    Herein, we examined insulin resistance (IR), insulin sensitivity (IS), beta cell activity, and glucose metabolism in subjects with antisocial personality disorder (ASPD), and whether the serotonin 2B (5-HT2B) receptor and testosterone have a role in energy metabolism. A cohort of subjects belonging to a founder population that included 98 ASPD males, aged 25-30, was divided into groups based on the presence of a heterozygous 5-HT2B receptor loss-of-function gene mutation (HTR2B Q20*; n = 9) or not (n = 89). Serum glucose and insulin levels were measured in a 5 h oral glucose tolerance test (75 g) and indices describing IR, IS, and beta cell activity were calculated. Body mass index (BMI) was also determined. Concentrations of the serotonin metabolite 5-hydroxyindoleacetic acid were measured in cerebrospinal fluid, and testosterone levels from serum. An IR-like state comprising high IR, low IS, and high beta cell activity indices was observed among ASPD subjects without the HTR2B Q20* allele. By contrast, being an ASPD HTR2B Q20* carrier appeared to be preventive of these pathophysiologies. The HTR2B Q20* allele and testosterone predicted lower BMI independently, but an interaction between HTR2B Q20* and testosterone lead to increased insulin sensitivity among HTR2B Q20* carriers with low testosterone levels. The HTR2B Q20* allele also predicted reduced beta cell activity and enhanced glucose metabolism. Reduced 5-HT2B receptor function at low or normal testosterone levels may be protective of obesity. Results were observed among Finnish males having an antisocial personality disorder, which limits the generality. (C) 2016 Elsevier Ltd. All rights reserved.
  • Vrieze, A.; Holleman, F.; Zoetendal, E. G.; de Vos, W. M.; Hoekstra, J. B. L.; Nieuwdorp, M. (2010)
  • Tuomikoski, Pauliina; Savolainen-Peltonen, Hanna (2017)
    A vast majority of menopausal women suffer from vasomotor symptoms, such as hot flushes and night sweats, the mean duration of which may be up to 7-10 years. In addition to a decreased quality of life, vasomotor symptoms may have an impact on overall health. Vasomotor symptoms are associated with overactivity of the sympathetic nervous system, and sympathetic overdrive in turn is associated with metabolic syndrome, which is a known risk factor for cardiovascular disease. Menopausal hot flushes have a complex relationship to different features of the metabolic syndrome and not all data point towards an association between vasomotor symptoms and metabolic syndrome. Thus, it is still unclear whether vasomotor symptoms are an independent risk factor for metabolic syndrome.
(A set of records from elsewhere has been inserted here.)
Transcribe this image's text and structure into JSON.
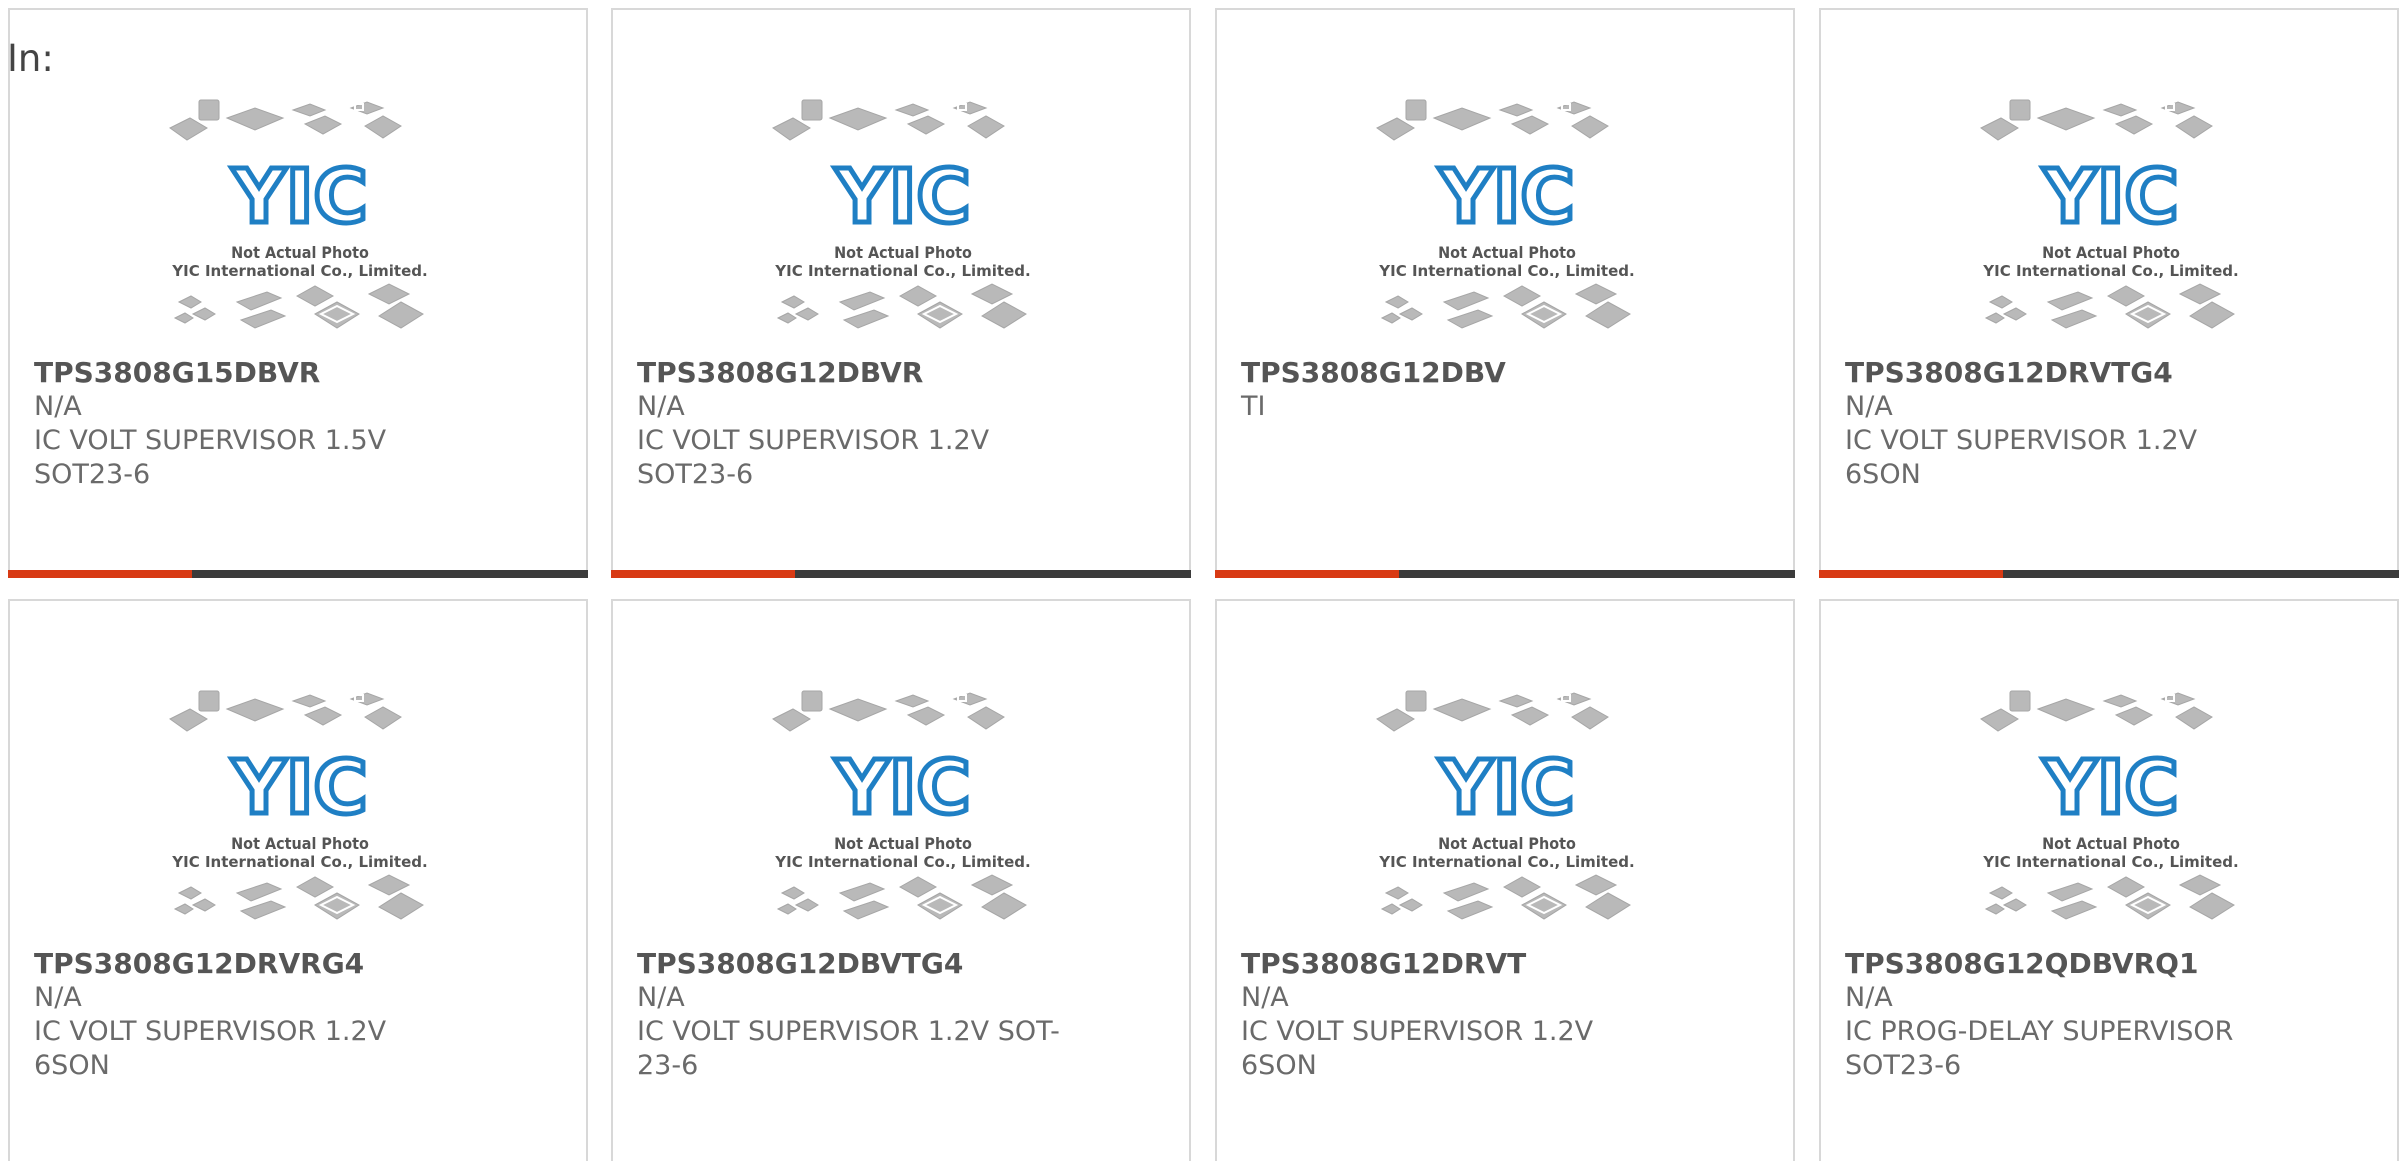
{
  "header": {
    "label": "In:"
  },
  "colors": {
    "accent": "#d83a14",
    "bar": "#3b3b3b",
    "logo": "#1f7fc4"
  },
  "placeholder": {
    "logo_text": "YIC",
    "line1": "Not Actual Photo",
    "line2": "YIC International Co., Limited."
  },
  "products": [
    {
      "part_number": "TPS3808G15DBVR",
      "manufacturer": "N/A",
      "description": "IC VOLT SUPERVISOR 1.5V SOT23-6"
    },
    {
      "part_number": "TPS3808G12DBVR",
      "manufacturer": "N/A",
      "description": "IC VOLT SUPERVISOR 1.2V SOT23-6"
    },
    {
      "part_number": "TPS3808G12DBV",
      "manufacturer": "TI",
      "description": ""
    },
    {
      "part_number": "TPS3808G12DRVTG4",
      "manufacturer": "N/A",
      "description": "IC VOLT SUPERVISOR 1.2V 6SON"
    },
    {
      "part_number": "TPS3808G12DRVRG4",
      "manufacturer": "N/A",
      "description": "IC VOLT SUPERVISOR 1.2V 6SON"
    },
    {
      "part_number": "TPS3808G12DBVTG4",
      "manufacturer": "N/A",
      "description": "IC VOLT SUPERVISOR 1.2V SOT-23-6"
    },
    {
      "part_number": "TPS3808G12DRVT",
      "manufacturer": "N/A",
      "description": "IC VOLT SUPERVISOR 1.2V 6SON"
    },
    {
      "part_number": "TPS3808G12QDBVRQ1",
      "manufacturer": "N/A",
      "description": "IC PROG-DELAY SUPERVISOR SOT23-6"
    }
  ]
}
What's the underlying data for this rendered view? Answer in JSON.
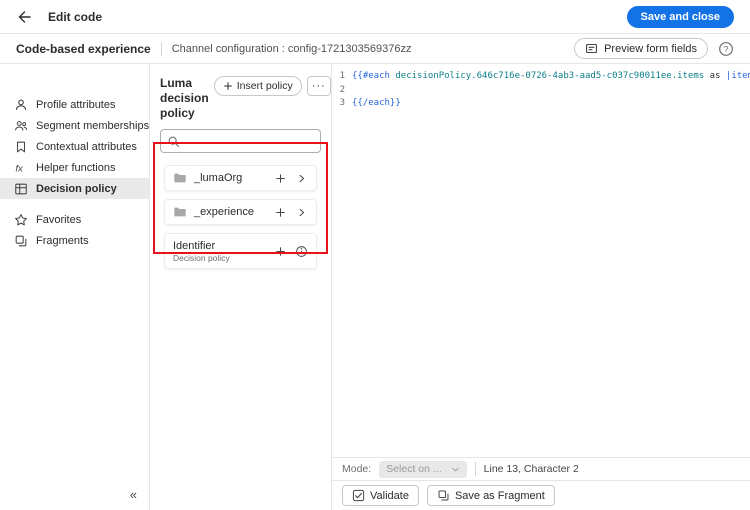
{
  "colors": {
    "accent_blue": "#1373e6",
    "annotation_red": "#e6131e",
    "code_keyword": "#2667d9",
    "code_path": "#0d7f89",
    "selected_item_bg": "#e9e9e9"
  },
  "icons": {
    "help": "?",
    "fx": "fx",
    "more": "···"
  },
  "header": {
    "title": "Edit code",
    "save_button": "Save and close"
  },
  "subheader": {
    "title": "Code-based experience",
    "channel": "Channel configuration : config-1721303569376zz",
    "preview_button": "Preview form fields"
  },
  "sidebar": {
    "collapse": "«",
    "items": [
      {
        "label": "Profile attributes",
        "icon": "person-icon"
      },
      {
        "label": "Segment memberships",
        "icon": "people-icon"
      },
      {
        "label": "Contextual attributes",
        "icon": "bookmark-icon"
      },
      {
        "label": "Helper functions",
        "icon": "fx-icon"
      },
      {
        "label": "Decision policy",
        "icon": "grid-icon",
        "selected": true
      },
      {
        "label": "Favorites",
        "icon": "star-icon"
      },
      {
        "label": "Fragments",
        "icon": "fragment-icon"
      }
    ]
  },
  "policy": {
    "title": "Luma decision policy",
    "insert_button": "Insert policy",
    "items": [
      {
        "name": "_lumaOrg",
        "type": "folder",
        "actions": [
          "add",
          "expand"
        ]
      },
      {
        "name": "_experience",
        "type": "folder",
        "actions": [
          "add",
          "expand"
        ]
      },
      {
        "name": "Identifier",
        "subtitle": "Decision policy",
        "actions": [
          "add",
          "info"
        ]
      }
    ]
  },
  "editor": {
    "lines": [
      {
        "number": "1",
        "tokens": [
          {
            "text": "{{#each ",
            "type": "keyword"
          },
          {
            "text": "decisionPolicy.646c716e-0726-4ab3-aad5-c037c90011ee.items",
            "type": "path"
          },
          {
            "text": " as ",
            "type": "plain"
          },
          {
            "text": "|item|",
            "type": "keyword"
          },
          {
            "text": "}}",
            "type": "keyword"
          }
        ]
      },
      {
        "number": "2",
        "tokens": []
      },
      {
        "number": "3",
        "tokens": [
          {
            "text": "{{/each}}",
            "type": "keyword"
          }
        ]
      }
    ],
    "status": {
      "mode_label": "Mode:",
      "mode_value": "Select on ...",
      "position": "Line 13, Character 2"
    },
    "validate_button": "Validate",
    "fragment_button": "Save as Fragment"
  }
}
Research in this area is constantly evolving and we present here the most recent data on the possible association between menopausal vasomotor symptoms and the metabolic syndrome. (C) 2017 Elsevier B.V. All rights reserved.